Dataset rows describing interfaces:
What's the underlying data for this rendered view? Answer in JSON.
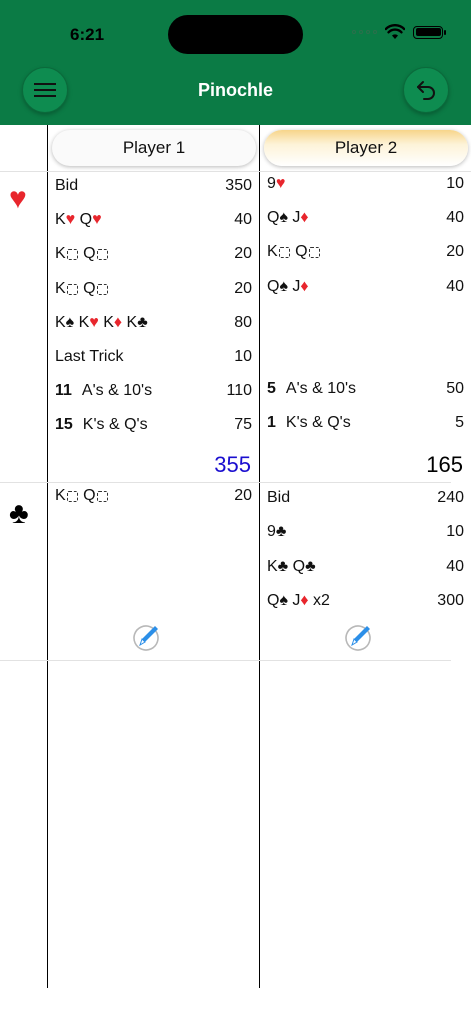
{
  "status": {
    "time": "6:21"
  },
  "header": {
    "title": "Pinochle",
    "menu_icon": "hamburger-menu-icon",
    "undo_icon": "undo-arrow-icon"
  },
  "players": [
    {
      "name": "Player 1",
      "active": false
    },
    {
      "name": "Player 2",
      "active": true
    }
  ],
  "colors": {
    "header_green": "#0b7b45",
    "suit_red": "#e8262d",
    "total_blue": "#1a0ecf"
  },
  "hands": [
    {
      "trump_suit": "♥",
      "player1": {
        "rows": [
          {
            "parts": [
              {
                "t": "Bid"
              }
            ],
            "points": "350"
          },
          {
            "parts": [
              {
                "t": "K"
              },
              {
                "t": "♥",
                "c": "red"
              },
              {
                "t": " Q"
              },
              {
                "t": "♥",
                "c": "red"
              }
            ],
            "points": "40"
          },
          {
            "parts": [
              {
                "t": "K"
              },
              {
                "box": true
              },
              {
                "t": " Q"
              },
              {
                "box": true
              }
            ],
            "points": "20"
          },
          {
            "parts": [
              {
                "t": "K"
              },
              {
                "box": true
              },
              {
                "t": " Q"
              },
              {
                "box": true
              }
            ],
            "points": "20"
          },
          {
            "parts": [
              {
                "t": "K"
              },
              {
                "t": "♠"
              },
              {
                "t": " K"
              },
              {
                "t": "♥",
                "c": "red"
              },
              {
                "t": " K"
              },
              {
                "t": "♦",
                "c": "red"
              },
              {
                "t": " K"
              },
              {
                "t": "♣"
              }
            ],
            "points": "80"
          },
          {
            "parts": [
              {
                "t": "Last Trick"
              }
            ],
            "points": "10"
          },
          {
            "count": "11",
            "parts": [
              {
                "t": "A's & 10's"
              }
            ],
            "points": "110"
          },
          {
            "count": "15",
            "parts": [
              {
                "t": "K's & Q's"
              }
            ],
            "points": "75"
          }
        ],
        "total": "355"
      },
      "player2": {
        "rows": [
          {
            "parts": [
              {
                "t": "9"
              },
              {
                "t": "♥",
                "c": "red"
              }
            ],
            "points": "10"
          },
          {
            "parts": [
              {
                "t": "Q"
              },
              {
                "t": "♠"
              },
              {
                "t": " J"
              },
              {
                "t": "♦",
                "c": "red"
              }
            ],
            "points": "40"
          },
          {
            "parts": [
              {
                "t": "K"
              },
              {
                "box": true
              },
              {
                "t": " Q"
              },
              {
                "box": true
              }
            ],
            "points": "20"
          },
          {
            "parts": [
              {
                "t": "Q"
              },
              {
                "t": "♠"
              },
              {
                "t": " J"
              },
              {
                "t": "♦",
                "c": "red"
              }
            ],
            "points": "40"
          },
          {
            "parts": [],
            "points": ""
          },
          {
            "parts": [],
            "points": ""
          },
          {
            "count": "5",
            "parts": [
              {
                "t": "A's & 10's"
              }
            ],
            "points": "50"
          },
          {
            "count": "1",
            "parts": [
              {
                "t": "K's & Q's"
              }
            ],
            "points": "5"
          }
        ],
        "total": "165"
      }
    },
    {
      "trump_suit": "♣",
      "player1": {
        "rows": [
          {
            "parts": [
              {
                "t": "K"
              },
              {
                "box": true
              },
              {
                "t": " Q"
              },
              {
                "box": true
              }
            ],
            "points": "20"
          }
        ]
      },
      "player2": {
        "rows": [
          {
            "parts": [
              {
                "t": "Bid"
              }
            ],
            "points": "240"
          },
          {
            "parts": [
              {
                "t": "9"
              },
              {
                "t": "♣"
              }
            ],
            "points": "10"
          },
          {
            "parts": [
              {
                "t": "K"
              },
              {
                "t": "♣"
              },
              {
                "t": " Q"
              },
              {
                "t": "♣"
              }
            ],
            "points": "40"
          },
          {
            "parts": [
              {
                "t": "Q"
              },
              {
                "t": "♠"
              },
              {
                "t": " J"
              },
              {
                "t": "♦",
                "c": "red"
              },
              {
                "t": " x2"
              }
            ],
            "points": "300"
          }
        ]
      }
    }
  ]
}
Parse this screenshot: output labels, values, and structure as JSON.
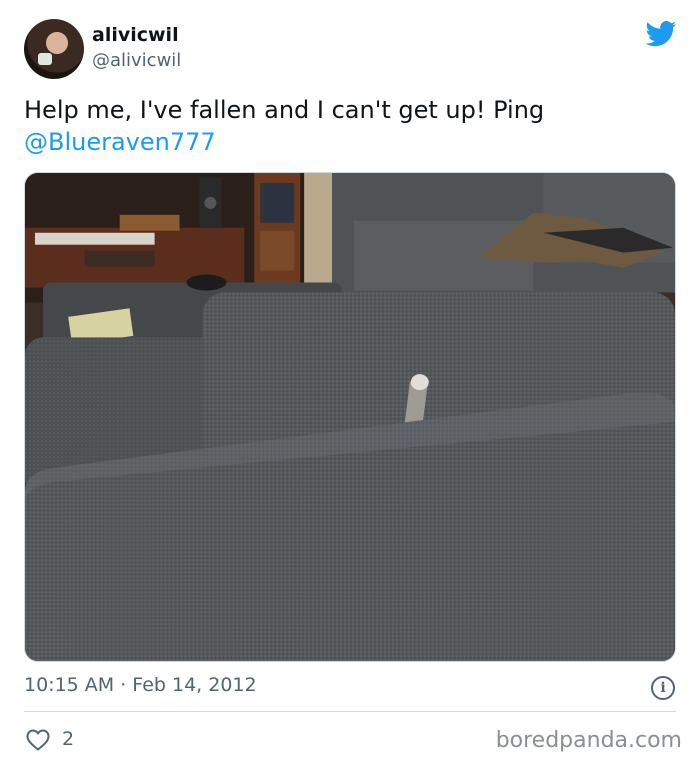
{
  "author": {
    "display_name": "alivicwil",
    "handle": "@alivicwil"
  },
  "tweet": {
    "text": "Help me, I've fallen and I can't get up! Ping",
    "mention": "@Blueraven777",
    "timestamp": "10:15 AM · Feb 14, 2012",
    "likes": "2"
  },
  "icons": {
    "brand": "twitter-bird-icon",
    "info": "info-icon",
    "like": "heart-icon"
  },
  "colors": {
    "accent": "#1d9bf0",
    "muted": "#536471"
  },
  "watermark": "boredpanda.com"
}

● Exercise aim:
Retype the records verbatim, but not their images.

● Problem solution:
What's the underlying data for this rendered view? Answer in JSON.
{
  "status": {
    "time": "6:21"
  },
  "header": {
    "title": "Pinochle",
    "menu_icon": "hamburger-menu-icon",
    "undo_icon": "undo-arrow-icon"
  },
  "players": [
    {
      "name": "Player 1",
      "active": false
    },
    {
      "name": "Player 2",
      "active": true
    }
  ],
  "colors": {
    "header_green": "#0b7b45",
    "suit_red": "#e8262d",
    "total_blue": "#1a0ecf"
  },
  "hands": [
    {
      "trump_suit": "♥",
      "player1": {
        "rows": [
          {
            "parts": [
              {
                "t": "Bid"
              }
            ],
            "points": "350"
          },
          {
            "parts": [
              {
                "t": "K"
              },
              {
                "t": "♥",
                "c": "red"
              },
              {
                "t": " Q"
              },
              {
                "t": "♥",
                "c": "red"
              }
            ],
            "points": "40"
          },
          {
            "parts": [
              {
                "t": "K"
              },
              {
                "box": true
              },
              {
                "t": " Q"
              },
              {
                "box": true
              }
            ],
            "points": "20"
          },
          {
            "parts": [
              {
                "t": "K"
              },
              {
                "box": true
              },
              {
                "t": " Q"
              },
              {
                "box": true
              }
            ],
            "points": "20"
          },
          {
            "parts": [
              {
                "t": "K"
              },
              {
                "t": "♠"
              },
              {
                "t": " K"
              },
              {
                "t": "♥",
                "c": "red"
              },
              {
                "t": " K"
              },
              {
                "t": "♦",
                "c": "red"
              },
              {
                "t": " K"
              },
              {
                "t": "♣"
              }
            ],
            "points": "80"
          },
          {
            "parts": [
              {
                "t": "Last Trick"
              }
            ],
            "points": "10"
          },
          {
            "count": "11",
            "parts": [
              {
                "t": "A's & 10's"
              }
            ],
            "points": "110"
          },
          {
            "count": "15",
            "parts": [
              {
                "t": "K's & Q's"
              }
            ],
            "points": "75"
          }
        ],
        "total": "355"
      },
      "player2": {
        "rows": [
          {
            "parts": [
              {
                "t": "9"
              },
              {
                "t": "♥",
                "c": "red"
              }
            ],
            "points": "10"
          },
          {
            "parts": [
              {
                "t": "Q"
              },
              {
                "t": "♠"
              },
              {
                "t": " J"
              },
              {
                "t": "♦",
                "c": "red"
              }
            ],
            "points": "40"
          },
          {
            "parts": [
              {
                "t": "K"
              },
              {
                "box": true
              },
              {
                "t": " Q"
              },
              {
                "box": true
              }
            ],
            "points": "20"
          },
          {
            "parts": [
              {
                "t": "Q"
              },
              {
                "t": "♠"
              },
              {
                "t": " J"
              },
              {
                "t": "♦",
                "c": "red"
              }
            ],
            "points": "40"
          },
          {
            "parts": [],
            "points": ""
          },
          {
            "parts": [],
            "points": ""
          },
          {
            "count": "5",
            "parts": [
              {
                "t": "A's & 10's"
              }
            ],
            "points": "50"
          },
          {
            "count": "1",
            "parts": [
              {
                "t": "K's & Q's"
              }
            ],
            "points": "5"
          }
        ],
        "total": "165"
      }
    },
    {
      "trump_suit": "♣",
      "player1": {
        "rows": [
          {
            "parts": [
              {
                "t": "K"
              },
              {
                "box": true
              },
              {
                "t": " Q"
              },
              {
                "box": true
              }
            ],
            "points": "20"
          }
        ]
      },
      "player2": {
        "rows": [
          {
            "parts": [
              {
                "t": "Bid"
              }
            ],
            "points": "240"
          },
          {
            "parts": [
              {
                "t": "9"
              },
              {
                "t": "♣"
              }
            ],
            "points": "10"
          },
          {
            "parts": [
              {
                "t": "K"
              },
              {
                "t": "♣"
              },
              {
                "t": " Q"
              },
              {
                "t": "♣"
              }
            ],
            "points": "40"
          },
          {
            "parts": [
              {
                "t": "Q"
              },
              {
                "t": "♠"
              },
              {
                "t": " J"
              },
              {
                "t": "♦",
                "c": "red"
              },
              {
                "t": " x2"
              }
            ],
            "points": "300"
          }
        ]
      }
    }
  ]
}
Parse this screenshot: output labels, values, and structure as JSON.
{
  "author": {
    "display_name": "alivicwil",
    "handle": "@alivicwil"
  },
  "tweet": {
    "text": "Help me, I've fallen and I can't get up! Ping",
    "mention": "@Blueraven777",
    "timestamp": "10:15 AM · Feb 14, 2012",
    "likes": "2"
  },
  "icons": {
    "brand": "twitter-bird-icon",
    "info": "info-icon",
    "like": "heart-icon"
  },
  "colors": {
    "accent": "#1d9bf0",
    "muted": "#536471"
  },
  "watermark": "boredpanda.com"
}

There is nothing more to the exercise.